I’ve been dying to tell you guys this but wanted to wait to make sure things were going OK and, well, things are going OK so here goes….I’m pregnant! I’m a little over 12 weeks and so far so good. We found out right before Christmas and I stopped taking the Gleevec immediately. As you know, Nick and I went through fertility testing to make sure we were both able to conceive naturally and on our third month of trying, we did. The best part about seeing a fertility specialist was that he was able to do a blood test that detected the pregnancy super early (about a week post-conception!) so the exposure to Gleevec was really minimal and Dr. Mauro was beyond pleased.
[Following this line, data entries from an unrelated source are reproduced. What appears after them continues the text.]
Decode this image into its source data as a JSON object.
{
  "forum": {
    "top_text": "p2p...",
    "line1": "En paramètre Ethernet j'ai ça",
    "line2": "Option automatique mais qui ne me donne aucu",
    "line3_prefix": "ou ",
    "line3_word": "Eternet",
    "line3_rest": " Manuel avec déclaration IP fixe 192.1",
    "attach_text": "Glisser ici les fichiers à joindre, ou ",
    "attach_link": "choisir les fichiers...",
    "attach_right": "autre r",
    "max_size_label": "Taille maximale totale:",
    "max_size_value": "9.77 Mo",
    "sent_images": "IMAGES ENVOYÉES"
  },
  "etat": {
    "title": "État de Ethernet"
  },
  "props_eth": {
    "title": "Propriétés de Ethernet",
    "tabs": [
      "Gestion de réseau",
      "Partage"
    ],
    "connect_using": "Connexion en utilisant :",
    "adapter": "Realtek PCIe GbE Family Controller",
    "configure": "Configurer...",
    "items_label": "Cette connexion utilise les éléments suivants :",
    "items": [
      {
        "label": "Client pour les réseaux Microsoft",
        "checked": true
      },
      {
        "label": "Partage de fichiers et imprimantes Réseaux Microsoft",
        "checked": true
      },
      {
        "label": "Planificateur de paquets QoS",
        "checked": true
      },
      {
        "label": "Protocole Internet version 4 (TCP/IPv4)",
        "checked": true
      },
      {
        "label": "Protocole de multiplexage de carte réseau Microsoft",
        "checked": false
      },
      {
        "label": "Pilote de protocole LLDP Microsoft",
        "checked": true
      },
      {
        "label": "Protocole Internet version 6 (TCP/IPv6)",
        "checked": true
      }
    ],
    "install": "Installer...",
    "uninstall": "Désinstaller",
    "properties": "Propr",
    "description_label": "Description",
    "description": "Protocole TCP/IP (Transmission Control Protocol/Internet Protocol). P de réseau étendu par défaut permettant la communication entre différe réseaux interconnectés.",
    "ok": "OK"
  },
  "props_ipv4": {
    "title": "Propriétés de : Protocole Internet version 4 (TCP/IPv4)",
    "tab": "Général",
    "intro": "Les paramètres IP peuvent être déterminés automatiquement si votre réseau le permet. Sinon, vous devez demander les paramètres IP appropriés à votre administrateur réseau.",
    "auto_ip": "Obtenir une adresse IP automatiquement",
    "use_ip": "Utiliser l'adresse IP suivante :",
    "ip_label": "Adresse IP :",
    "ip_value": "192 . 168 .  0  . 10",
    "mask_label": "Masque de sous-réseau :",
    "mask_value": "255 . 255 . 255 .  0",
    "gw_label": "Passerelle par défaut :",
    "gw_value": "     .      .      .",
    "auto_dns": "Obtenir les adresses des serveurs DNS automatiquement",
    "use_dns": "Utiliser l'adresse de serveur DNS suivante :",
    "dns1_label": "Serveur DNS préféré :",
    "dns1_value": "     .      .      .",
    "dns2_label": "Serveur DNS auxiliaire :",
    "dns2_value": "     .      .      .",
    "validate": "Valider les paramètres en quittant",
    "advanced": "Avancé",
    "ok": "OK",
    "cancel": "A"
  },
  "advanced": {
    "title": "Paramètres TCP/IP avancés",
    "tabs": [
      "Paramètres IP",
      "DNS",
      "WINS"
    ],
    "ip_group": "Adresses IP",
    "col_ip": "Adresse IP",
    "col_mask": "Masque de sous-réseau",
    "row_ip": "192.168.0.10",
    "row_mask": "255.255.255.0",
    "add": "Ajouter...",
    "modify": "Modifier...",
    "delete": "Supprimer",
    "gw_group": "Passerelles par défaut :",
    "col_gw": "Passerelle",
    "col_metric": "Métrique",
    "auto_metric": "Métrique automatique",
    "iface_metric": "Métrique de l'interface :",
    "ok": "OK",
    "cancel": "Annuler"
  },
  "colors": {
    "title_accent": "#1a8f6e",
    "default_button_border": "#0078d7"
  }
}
Of course finding out that early makes it seem like I’ve been pregnant forever already—and not saying anything has been so hard—but I know there is a lot more time to go…I’m not due until August 27th! I can’t complain, though. I have felt great (no nausea and just mild exhaustion—is that an oxymoron?) and Nick has been taking extra good care of me—especially when I remind him that there is a person growing inside of me and he’d better take extra good care of me.
As you can imagine we’re all thrilled and, of course, totally nervous. I’ve now been off the Gleevec for two months and while I haven’t felt any differently physically, I’m sure my body is doing something without its magic little pills (fingers crossed that it isn’t doing much!). I’m having a cancer blood test done (a PCR test, the standard for CML) once a month and the first one came back negative, which was a huge relief. I have another test next week and then seven more to go. Needless to say, it’s going to be a long nine months. The funny thing is, I haven’t worried about the cancer stuff at all. I’m mostly just concerned about this little thing that’s growing inside of me and doing whatever I can to make it happy and healthy. It’s already almost three inches long! (So weird…more on that later.)
OK, I promise to fill you in on all the other details and answer whatever questions you have (I’m sure I left out a lot), but for now, that’s all I got. I’m pregnant and I’m so happy to be able to share the news with all of you. Thank you so much for all the prayers and good wishes and kind words over the past few months. And please keep ’em coming!
P.S. Happy Valentine’s Day! XO